Meeting Abstract

103.3  Saturday, Jan. 7  Navigation through obstacles by bluegill sunfish under different sensory conditions FLAMMANG, B.E.*; LAUDER, G.V.; Harvard University; Harvard University bflammang@post.harvard.edu

Numerous studies have shown that the pectoral fins of bluegill sunfish act in a propulsive role, especially during swimming at slow speeds. In order to assess if sunfish are also capable of using their pectoral fins for tactile sensory input and to navigate through obstacles, we created two obstacle courses through which they swam under different water speed and sensory input conditions. The first obstacle course was a maze of alternating 2 cm diameter posts, 4 cm apart on center, through which the fish swam through at flow speeds of 0.0, 0.5 and 1.0 Ls-1. Four fish each swam through the first obstacle under four treatment conditions: 1) with no modifications, 2) in complete darkness (filmed in infra-red) with lateral line intact, 3) lights on and lateral line knocked out with cobalt chloride, and 4) in complete darkness with the lateral line knocked out. A second set of experiments using an obstacle course with a narrowing angled entrance and long corridor was used to test the limit to the narrowness of a passageway through which a fish would swim forward and backward. Under normal conditions (in the light with lateral line intact), fish tapped obstacle posts as they passed them, reaching out with their fins to make contact with the obstacles. With reduced visual and lateral line input, fish tapped posts more frequently, for shorter periods of time, and swam through the obstacle at slower speeds. The limit to the narrowness of a passage through which a fish would swim was the width of its body.
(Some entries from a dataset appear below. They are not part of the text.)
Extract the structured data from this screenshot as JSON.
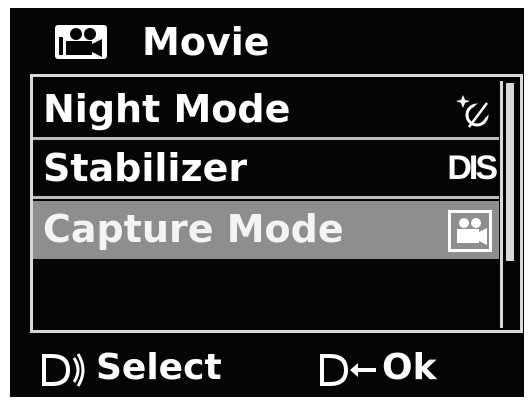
{
  "header": {
    "title": "Movie",
    "icon": "movie-camera-icon"
  },
  "menu": {
    "items": [
      {
        "label": "Night Mode",
        "value_icon": "night-mode-icon"
      },
      {
        "label": "Stabilizer",
        "value_text": "DIS"
      },
      {
        "label": "Capture Mode",
        "value_icon": "movie-camera-icon",
        "selected": true
      }
    ]
  },
  "footer": {
    "select_icon": "dial-icon",
    "select_label": "Select",
    "ok_icon": "shutter-arrow-icon",
    "ok_label": "Ok"
  },
  "colors": {
    "screen_bg": "#050505",
    "text": "#ffffff",
    "highlight": "#8e8e8e",
    "border": "#d8d8d8"
  }
}
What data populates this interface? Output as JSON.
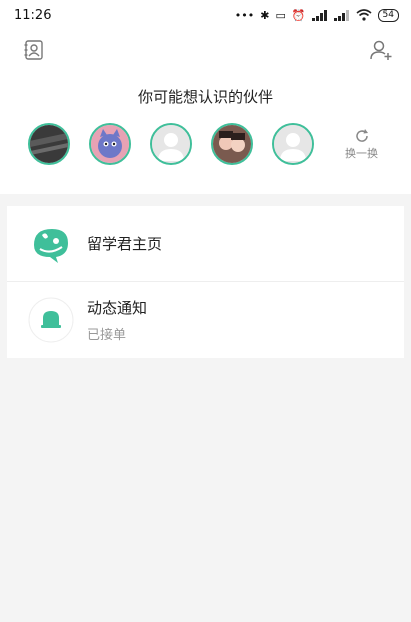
{
  "status": {
    "time": "11:26",
    "battery": "54"
  },
  "suggest": {
    "title": "你可能想认识的伙伴",
    "refresh_label": "换一换",
    "avatars": [
      "photo-dark",
      "cartoon-cat",
      "default",
      "photo-couple",
      "default"
    ]
  },
  "list": [
    {
      "title": "留学君主页",
      "subtitle": ""
    },
    {
      "title": "动态通知",
      "subtitle": "已接单"
    }
  ],
  "colors": {
    "accent": "#3fbf9a",
    "background": "#f4f4f4"
  }
}
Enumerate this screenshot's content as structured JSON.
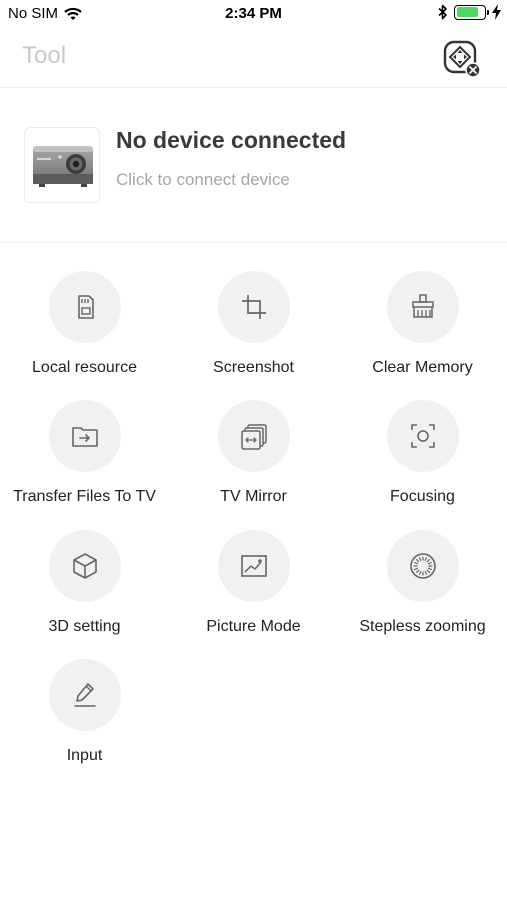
{
  "status_bar": {
    "carrier": "No SIM",
    "time": "2:34 PM",
    "battery_level": 0.8,
    "icons": [
      "wifi-icon",
      "bluetooth-icon",
      "battery-icon",
      "charging-icon"
    ]
  },
  "header": {
    "title": "Tool",
    "action_icon": "remote-disconnected-icon"
  },
  "device": {
    "title": "No device connected",
    "subtitle": "Click to connect device",
    "icon": "projector-icon"
  },
  "tools": [
    {
      "label": "Local resource",
      "icon": "sd-card-icon"
    },
    {
      "label": "Screenshot",
      "icon": "crop-icon"
    },
    {
      "label": "Clear Memory",
      "icon": "broom-icon"
    },
    {
      "label": "Transfer Files To TV",
      "icon": "folder-transfer-icon"
    },
    {
      "label": "TV Mirror",
      "icon": "mirror-icon"
    },
    {
      "label": "Focusing",
      "icon": "focus-icon"
    },
    {
      "label": "3D setting",
      "icon": "cube-icon"
    },
    {
      "label": "Picture Mode",
      "icon": "picture-icon"
    },
    {
      "label": "Stepless zooming",
      "icon": "zoom-dial-icon"
    },
    {
      "label": "Input",
      "icon": "pen-icon"
    }
  ],
  "colors": {
    "icon_circle": "#f1f1f1",
    "icon_stroke": "#666666",
    "title_muted": "#c8c8c8",
    "battery": "#4cd964"
  }
}
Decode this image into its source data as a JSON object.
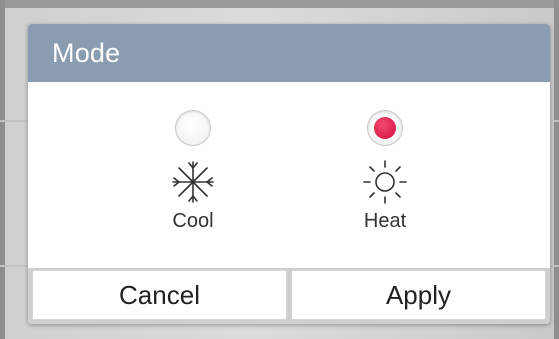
{
  "dialog": {
    "title": "Mode",
    "options": [
      {
        "label": "Cool",
        "icon": "snowflake-icon",
        "selected": false
      },
      {
        "label": "Heat",
        "icon": "sun-icon",
        "selected": true
      }
    ],
    "buttons": {
      "cancel_label": "Cancel",
      "apply_label": "Apply"
    }
  },
  "colors": {
    "header_background": "#8a9db0",
    "selected_radio": "#e01e4e",
    "dialog_background": "#ffffff"
  }
}
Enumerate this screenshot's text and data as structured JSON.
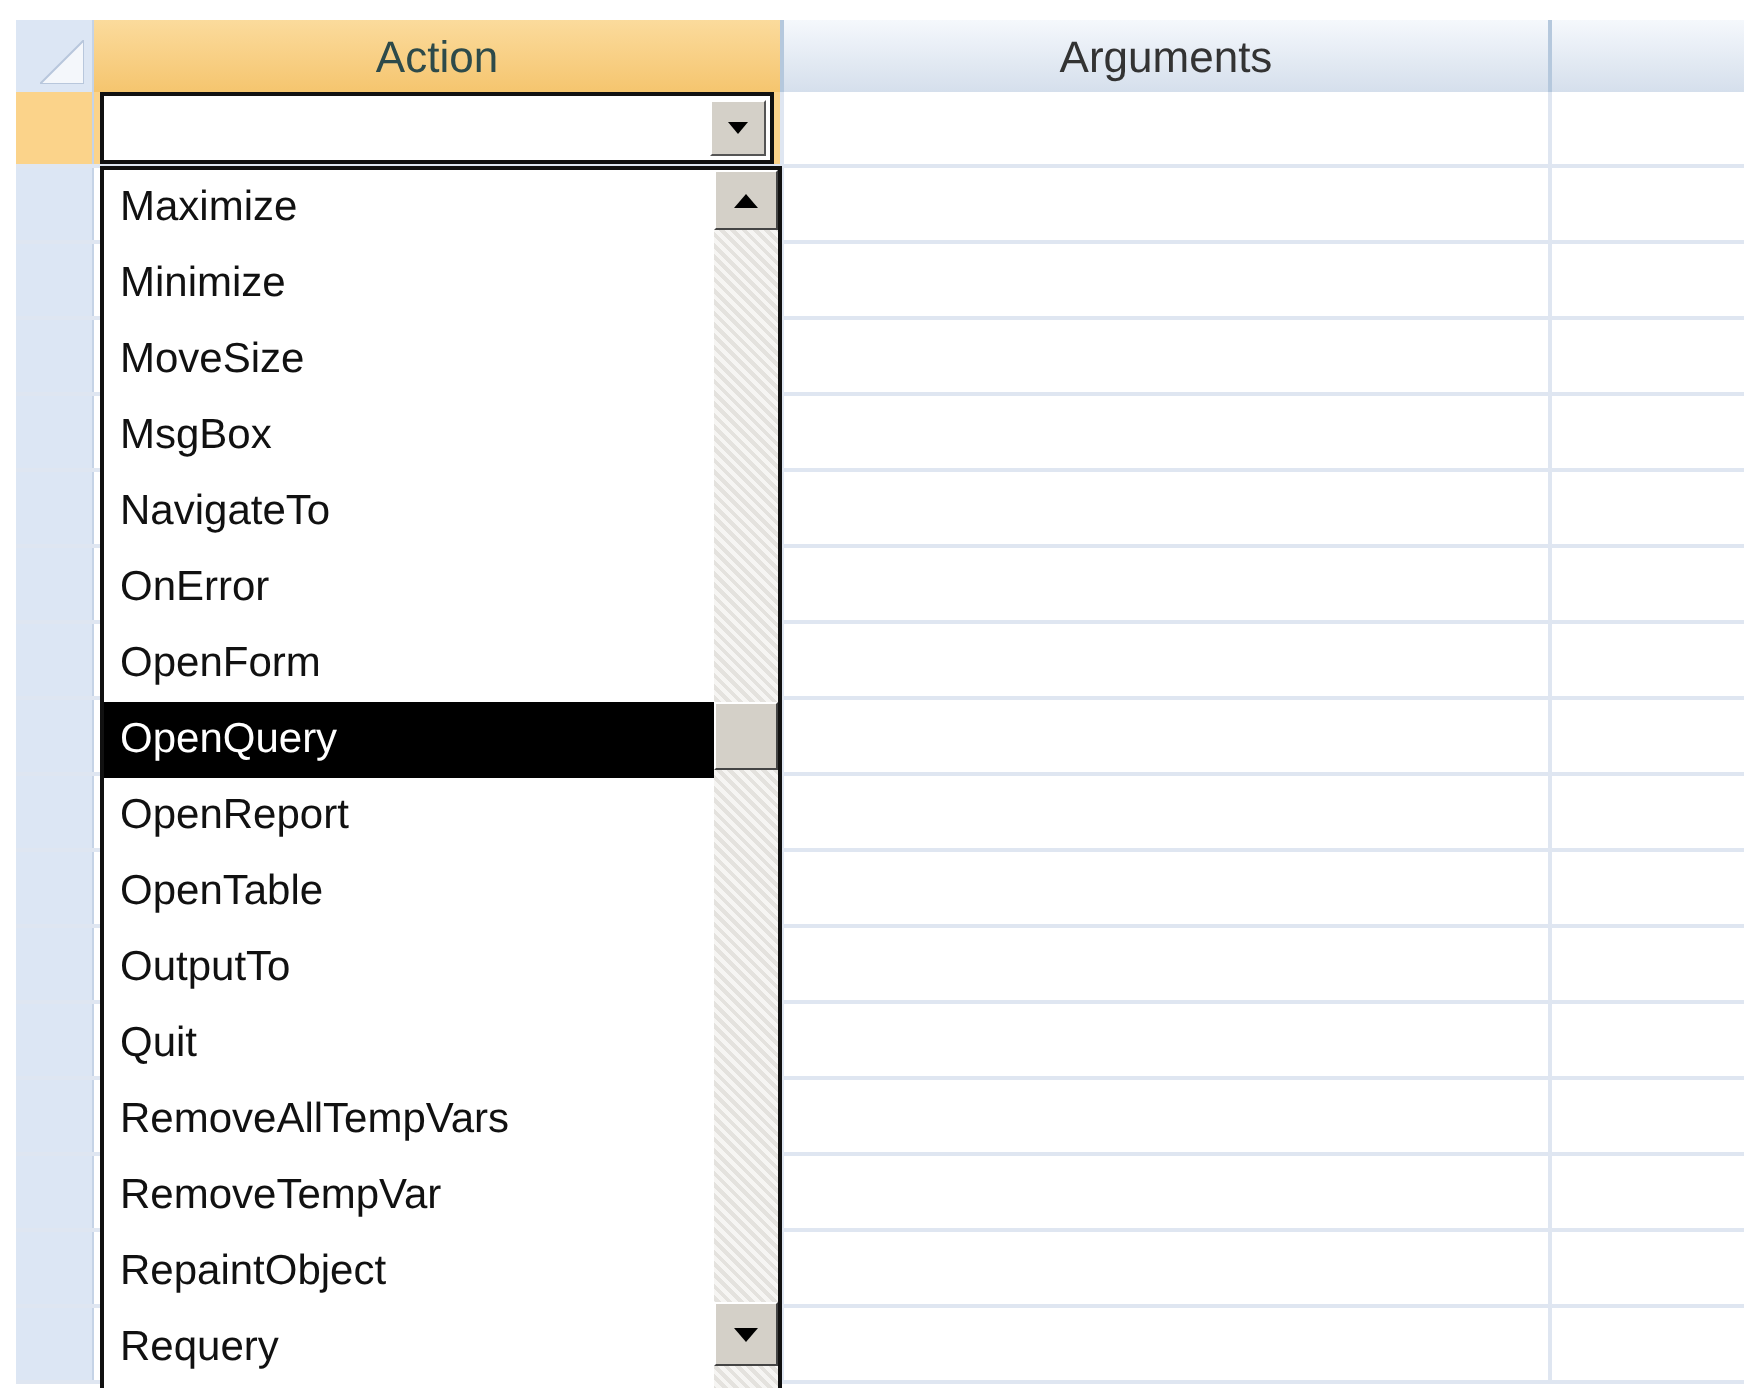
{
  "columns": [
    {
      "label": "Action",
      "selected": true
    },
    {
      "label": "Arguments",
      "selected": false
    }
  ],
  "dropdown": {
    "items": [
      {
        "label": "Maximize",
        "selected": false
      },
      {
        "label": "Minimize",
        "selected": false
      },
      {
        "label": "MoveSize",
        "selected": false
      },
      {
        "label": "MsgBox",
        "selected": false
      },
      {
        "label": "NavigateTo",
        "selected": false
      },
      {
        "label": "OnError",
        "selected": false
      },
      {
        "label": "OpenForm",
        "selected": false
      },
      {
        "label": "OpenQuery",
        "selected": true
      },
      {
        "label": "OpenReport",
        "selected": false
      },
      {
        "label": "OpenTable",
        "selected": false
      },
      {
        "label": "OutputTo",
        "selected": false
      },
      {
        "label": "Quit",
        "selected": false
      },
      {
        "label": "RemoveAllTempVars",
        "selected": false
      },
      {
        "label": "RemoveTempVar",
        "selected": false
      },
      {
        "label": "RepaintObject",
        "selected": false
      },
      {
        "label": "Requery",
        "selected": false
      }
    ]
  }
}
Flexibility of pectoral fins was important to permit fish to hover in confined spaces. These data provide behavioral evidence that fish actively use input from pectoral fin bending to assist in navigating through complex cluttered environments.